## [WHAT IS BEING ASKED]
Write out all of the records, keeping each one exactly as written.

------------------------------------------------------------

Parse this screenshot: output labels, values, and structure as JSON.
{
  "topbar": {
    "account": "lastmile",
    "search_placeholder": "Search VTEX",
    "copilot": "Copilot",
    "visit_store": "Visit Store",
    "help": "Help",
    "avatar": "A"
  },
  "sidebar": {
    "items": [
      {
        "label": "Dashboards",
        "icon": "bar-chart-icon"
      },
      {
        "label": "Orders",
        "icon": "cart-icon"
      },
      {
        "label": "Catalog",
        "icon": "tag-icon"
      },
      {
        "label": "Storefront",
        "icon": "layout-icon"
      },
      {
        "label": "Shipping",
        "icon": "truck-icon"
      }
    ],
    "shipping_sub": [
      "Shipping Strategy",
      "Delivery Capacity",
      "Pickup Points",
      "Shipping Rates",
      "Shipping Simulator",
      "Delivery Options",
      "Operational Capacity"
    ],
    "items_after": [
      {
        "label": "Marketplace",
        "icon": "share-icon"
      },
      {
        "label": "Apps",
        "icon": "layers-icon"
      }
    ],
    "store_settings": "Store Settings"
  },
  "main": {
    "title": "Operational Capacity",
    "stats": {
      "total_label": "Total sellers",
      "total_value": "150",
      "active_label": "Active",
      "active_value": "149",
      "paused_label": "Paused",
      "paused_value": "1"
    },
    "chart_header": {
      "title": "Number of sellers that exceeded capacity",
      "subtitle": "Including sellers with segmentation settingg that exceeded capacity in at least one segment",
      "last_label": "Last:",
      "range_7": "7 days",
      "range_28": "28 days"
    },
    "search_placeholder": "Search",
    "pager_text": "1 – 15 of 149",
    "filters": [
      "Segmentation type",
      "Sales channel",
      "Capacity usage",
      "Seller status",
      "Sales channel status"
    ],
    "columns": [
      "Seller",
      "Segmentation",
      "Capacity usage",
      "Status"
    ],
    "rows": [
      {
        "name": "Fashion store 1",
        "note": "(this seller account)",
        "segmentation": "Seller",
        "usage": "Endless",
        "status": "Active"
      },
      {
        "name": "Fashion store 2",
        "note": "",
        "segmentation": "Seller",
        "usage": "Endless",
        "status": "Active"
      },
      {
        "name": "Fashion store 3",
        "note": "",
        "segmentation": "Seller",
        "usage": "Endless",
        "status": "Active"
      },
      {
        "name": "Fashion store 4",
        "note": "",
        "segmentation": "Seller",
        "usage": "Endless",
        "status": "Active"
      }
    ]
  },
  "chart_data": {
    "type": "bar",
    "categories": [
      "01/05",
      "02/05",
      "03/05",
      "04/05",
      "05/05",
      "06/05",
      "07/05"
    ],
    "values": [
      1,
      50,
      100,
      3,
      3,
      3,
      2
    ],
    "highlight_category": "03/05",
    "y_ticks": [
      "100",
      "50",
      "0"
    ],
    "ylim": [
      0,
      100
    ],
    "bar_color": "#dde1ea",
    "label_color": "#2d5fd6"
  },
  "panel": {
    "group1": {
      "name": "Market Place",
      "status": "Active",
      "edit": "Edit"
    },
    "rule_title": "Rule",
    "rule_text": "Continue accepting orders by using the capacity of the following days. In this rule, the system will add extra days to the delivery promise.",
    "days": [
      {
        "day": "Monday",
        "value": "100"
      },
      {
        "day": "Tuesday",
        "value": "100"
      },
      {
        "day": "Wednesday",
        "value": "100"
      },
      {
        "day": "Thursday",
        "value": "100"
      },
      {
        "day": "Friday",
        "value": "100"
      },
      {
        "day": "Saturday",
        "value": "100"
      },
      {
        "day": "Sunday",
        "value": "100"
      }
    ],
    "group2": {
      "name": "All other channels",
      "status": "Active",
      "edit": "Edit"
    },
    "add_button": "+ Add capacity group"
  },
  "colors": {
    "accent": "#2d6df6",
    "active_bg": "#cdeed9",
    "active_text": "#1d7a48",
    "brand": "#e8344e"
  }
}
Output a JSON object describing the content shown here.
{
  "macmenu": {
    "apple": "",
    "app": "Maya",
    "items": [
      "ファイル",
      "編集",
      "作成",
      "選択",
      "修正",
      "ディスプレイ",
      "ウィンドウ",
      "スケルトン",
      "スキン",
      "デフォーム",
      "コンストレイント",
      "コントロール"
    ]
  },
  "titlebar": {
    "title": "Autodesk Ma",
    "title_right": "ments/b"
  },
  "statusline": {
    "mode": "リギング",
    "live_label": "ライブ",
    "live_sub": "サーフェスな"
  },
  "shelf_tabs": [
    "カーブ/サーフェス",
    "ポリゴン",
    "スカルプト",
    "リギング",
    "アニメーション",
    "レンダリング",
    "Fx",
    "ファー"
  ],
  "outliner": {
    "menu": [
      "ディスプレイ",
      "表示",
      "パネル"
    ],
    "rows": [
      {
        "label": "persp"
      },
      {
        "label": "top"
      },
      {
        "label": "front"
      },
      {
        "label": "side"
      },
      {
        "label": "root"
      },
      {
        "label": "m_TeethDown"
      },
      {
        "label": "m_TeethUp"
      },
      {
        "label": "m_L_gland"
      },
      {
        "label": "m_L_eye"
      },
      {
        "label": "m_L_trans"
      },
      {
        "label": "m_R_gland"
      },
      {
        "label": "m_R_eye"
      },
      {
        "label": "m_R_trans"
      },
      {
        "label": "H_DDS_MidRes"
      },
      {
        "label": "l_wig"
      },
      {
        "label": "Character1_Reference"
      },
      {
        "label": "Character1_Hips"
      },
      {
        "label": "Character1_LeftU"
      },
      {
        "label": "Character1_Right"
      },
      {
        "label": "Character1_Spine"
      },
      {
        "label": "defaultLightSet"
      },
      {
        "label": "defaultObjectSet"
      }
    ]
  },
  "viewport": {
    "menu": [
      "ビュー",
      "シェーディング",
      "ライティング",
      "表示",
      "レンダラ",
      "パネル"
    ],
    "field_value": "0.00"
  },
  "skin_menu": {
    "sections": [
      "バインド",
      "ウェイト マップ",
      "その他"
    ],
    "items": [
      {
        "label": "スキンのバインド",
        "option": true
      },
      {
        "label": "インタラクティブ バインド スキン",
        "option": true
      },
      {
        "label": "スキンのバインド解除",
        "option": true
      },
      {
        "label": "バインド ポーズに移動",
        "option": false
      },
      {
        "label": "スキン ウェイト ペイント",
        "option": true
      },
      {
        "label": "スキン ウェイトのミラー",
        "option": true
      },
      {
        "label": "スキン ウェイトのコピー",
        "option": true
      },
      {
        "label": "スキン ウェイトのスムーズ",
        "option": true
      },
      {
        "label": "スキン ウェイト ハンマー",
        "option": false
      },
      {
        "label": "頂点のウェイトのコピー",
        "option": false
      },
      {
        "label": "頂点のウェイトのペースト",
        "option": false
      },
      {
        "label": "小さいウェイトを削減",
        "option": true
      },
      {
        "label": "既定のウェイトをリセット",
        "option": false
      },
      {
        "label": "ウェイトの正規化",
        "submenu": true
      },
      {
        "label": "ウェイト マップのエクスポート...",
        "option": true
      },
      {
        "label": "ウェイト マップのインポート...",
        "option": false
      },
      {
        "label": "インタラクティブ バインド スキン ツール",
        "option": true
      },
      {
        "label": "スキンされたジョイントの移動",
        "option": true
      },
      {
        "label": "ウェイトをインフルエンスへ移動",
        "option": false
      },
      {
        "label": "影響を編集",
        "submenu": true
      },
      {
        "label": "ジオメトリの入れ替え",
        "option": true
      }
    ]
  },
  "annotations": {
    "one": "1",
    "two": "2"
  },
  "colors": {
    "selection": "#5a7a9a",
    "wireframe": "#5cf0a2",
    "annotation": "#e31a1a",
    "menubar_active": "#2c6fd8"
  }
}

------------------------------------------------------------

## [EXPECTED OUTPUT]
Parse this screenshot: output labels, values, and structure as JSON.
{
  "topbar": {
    "account": "lastmile",
    "search_placeholder": "Search VTEX",
    "copilot": "Copilot",
    "visit_store": "Visit Store",
    "help": "Help",
    "avatar": "A"
  },
  "sidebar": {
    "items": [
      {
        "label": "Dashboards",
        "icon": "bar-chart-icon"
      },
      {
        "label": "Orders",
        "icon": "cart-icon"
      },
      {
        "label": "Catalog",
        "icon": "tag-icon"
      },
      {
        "label": "Storefront",
        "icon": "layout-icon"
      },
      {
        "label": "Shipping",
        "icon": "truck-icon"
      }
    ],
    "shipping_sub": [
      "Shipping Strategy",
      "Delivery Capacity",
      "Pickup Points",
      "Shipping Rates",
      "Shipping Simulator",
      "Delivery Options",
      "Operational Capacity"
    ],
    "items_after": [
      {
        "label": "Marketplace",
        "icon": "share-icon"
      },
      {
        "label": "Apps",
        "icon": "layers-icon"
      }
    ],
    "store_settings": "Store Settings"
  },
  "main": {
    "title": "Operational Capacity",
    "stats": {
      "total_label": "Total sellers",
      "total_value": "150",
      "active_label": "Active",
      "active_value": "149",
      "paused_label": "Paused",
      "paused_value": "1"
    },
    "chart_header": {
      "title": "Number of sellers that exceeded capacity",
      "subtitle": "Including sellers with segmentation settingg that exceeded capacity in at least one segment",
      "last_label": "Last:",
      "range_7": "7 days",
      "range_28": "28 days"
    },
    "search_placeholder": "Search",
    "pager_text": "1 – 15 of 149",
    "filters": [
      "Segmentation type",
      "Sales channel",
      "Capacity usage",
      "Seller status",
      "Sales channel status"
    ],
    "columns": [
      "Seller",
      "Segmentation",
      "Capacity usage",
      "Status"
    ],
    "rows": [
      {
        "name": "Fashion store 1",
        "note": "(this seller account)",
        "segmentation": "Seller",
        "usage": "Endless",
        "status": "Active"
      },
      {
        "name": "Fashion store 2",
        "note": "",
        "segmentation": "Seller",
        "usage": "Endless",
        "status": "Active"
      },
      {
        "name": "Fashion store 3",
        "note": "",
        "segmentation": "Seller",
        "usage": "Endless",
        "status": "Active"
      },
      {
        "name": "Fashion store 4",
        "note": "",
        "segmentation": "Seller",
        "usage": "Endless",
        "status": "Active"
      }
    ]
  },
  "chart_data": {
    "type": "bar",
    "categories": [
      "01/05",
      "02/05",
      "03/05",
      "04/05",
      "05/05",
      "06/05",
      "07/05"
    ],
    "values": [
      1,
      50,
      100,
      3,
      3,
      3,
      2
    ],
    "highlight_category": "03/05",
    "y_ticks": [
      "100",
      "50",
      "0"
    ],
    "ylim": [
      0,
      100
    ],
    "bar_color": "#dde1ea",
    "label_color": "#2d5fd6"
  },
  "panel": {
    "group1": {
      "name": "Market Place",
      "status": "Active",
      "edit": "Edit"
    },
    "rule_title": "Rule",
    "rule_text": "Continue accepting orders by using the capacity of the following days. In this rule, the system will add extra days to the delivery promise.",
    "days": [
      {
        "day": "Monday",
        "value": "100"
      },
      {
        "day": "Tuesday",
        "value": "100"
      },
      {
        "day": "Wednesday",
        "value": "100"
      },
      {
        "day": "Thursday",
        "value": "100"
      },
      {
        "day": "Friday",
        "value": "100"
      },
      {
        "day": "Saturday",
        "value": "100"
      },
      {
        "day": "Sunday",
        "value": "100"
      }
    ],
    "group2": {
      "name": "All other channels",
      "status": "Active",
      "edit": "Edit"
    },
    "add_button": "+ Add capacity group"
  },
  "colors": {
    "accent": "#2d6df6",
    "active_bg": "#cdeed9",
    "active_text": "#1d7a48",
    "brand": "#e8344e"
  }
}
Output a JSON object describing the content shown here.
{
  "macmenu": {
    "apple": "",
    "app": "Maya",
    "items": [
      "ファイル",
      "編集",
      "作成",
      "選択",
      "修正",
      "ディスプレイ",
      "ウィンドウ",
      "スケルトン",
      "スキン",
      "デフォーム",
      "コンストレイント",
      "コントロール"
    ]
  },
  "titlebar": {
    "title": "Autodesk Ma",
    "title_right": "ments/b"
  },
  "statusline": {
    "mode": "リギング",
    "live_label": "ライブ",
    "live_sub": "サーフェスな"
  },
  "shelf_tabs": [
    "カーブ/サーフェス",
    "ポリゴン",
    "スカルプト",
    "リギング",
    "アニメーション",
    "レンダリング",
    "Fx",
    "ファー"
  ],
  "outliner": {
    "menu": [
      "ディスプレイ",
      "表示",
      "パネル"
    ],
    "rows": [
      {
        "label": "persp"
      },
      {
        "label": "top"
      },
      {
        "label": "front"
      },
      {
        "label": "side"
      },
      {
        "label": "root"
      },
      {
        "label": "m_TeethDown"
      },
      {
        "label": "m_TeethUp"
      },
      {
        "label": "m_L_gland"
      },
      {
        "label": "m_L_eye"
      },
      {
        "label": "m_L_trans"
      },
      {
        "label": "m_R_gland"
      },
      {
        "label": "m_R_eye"
      },
      {
        "label": "m_R_trans"
      },
      {
        "label": "H_DDS_MidRes"
      },
      {
        "label": "l_wig"
      },
      {
        "label": "Character1_Reference"
      },
      {
        "label": "Character1_Hips"
      },
      {
        "label": "Character1_LeftU"
      },
      {
        "label": "Character1_Right"
      },
      {
        "label": "Character1_Spine"
      },
      {
        "label": "defaultLightSet"
      },
      {
        "label": "defaultObjectSet"
      }
    ]
  },
  "viewport": {
    "menu": [
      "ビュー",
      "シェーディング",
      "ライティング",
      "表示",
      "レンダラ",
      "パネル"
    ],
    "field_value": "0.00"
  },
  "skin_menu": {
    "sections": [
      "バインド",
      "ウェイト マップ",
      "その他"
    ],
    "items": [
      {
        "label": "スキンのバインド",
        "option": true
      },
      {
        "label": "インタラクティブ バインド スキン",
        "option": true
      },
      {
        "label": "スキンのバインド解除",
        "option": true
      },
      {
        "label": "バインド ポーズに移動",
        "option": false
      },
      {
        "label": "スキン ウェイト ペイント",
        "option": true
      },
      {
        "label": "スキン ウェイトのミラー",
        "option": true
      },
      {
        "label": "スキン ウェイトのコピー",
        "option": true
      },
      {
        "label": "スキン ウェイトのスムーズ",
        "option": true
      },
      {
        "label": "スキン ウェイト ハンマー",
        "option": false
      },
      {
        "label": "頂点のウェイトのコピー",
        "option": false
      },
      {
        "label": "頂点のウェイトのペースト",
        "option": false
      },
      {
        "label": "小さいウェイトを削減",
        "option": true
      },
      {
        "label": "既定のウェイトをリセット",
        "option": false
      },
      {
        "label": "ウェイトの正規化",
        "submenu": true
      },
      {
        "label": "ウェイト マップのエクスポート...",
        "option": true
      },
      {
        "label": "ウェイト マップのインポート...",
        "option": false
      },
      {
        "label": "インタラクティブ バインド スキン ツール",
        "option": true
      },
      {
        "label": "スキンされたジョイントの移動",
        "option": true
      },
      {
        "label": "ウェイトをインフルエンスへ移動",
        "option": false
      },
      {
        "label": "影響を編集",
        "submenu": true
      },
      {
        "label": "ジオメトリの入れ替え",
        "option": true
      }
    ]
  },
  "annotations": {
    "one": "1",
    "two": "2"
  },
  "colors": {
    "selection": "#5a7a9a",
    "wireframe": "#5cf0a2",
    "annotation": "#e31a1a",
    "menubar_active": "#2c6fd8"
  }
}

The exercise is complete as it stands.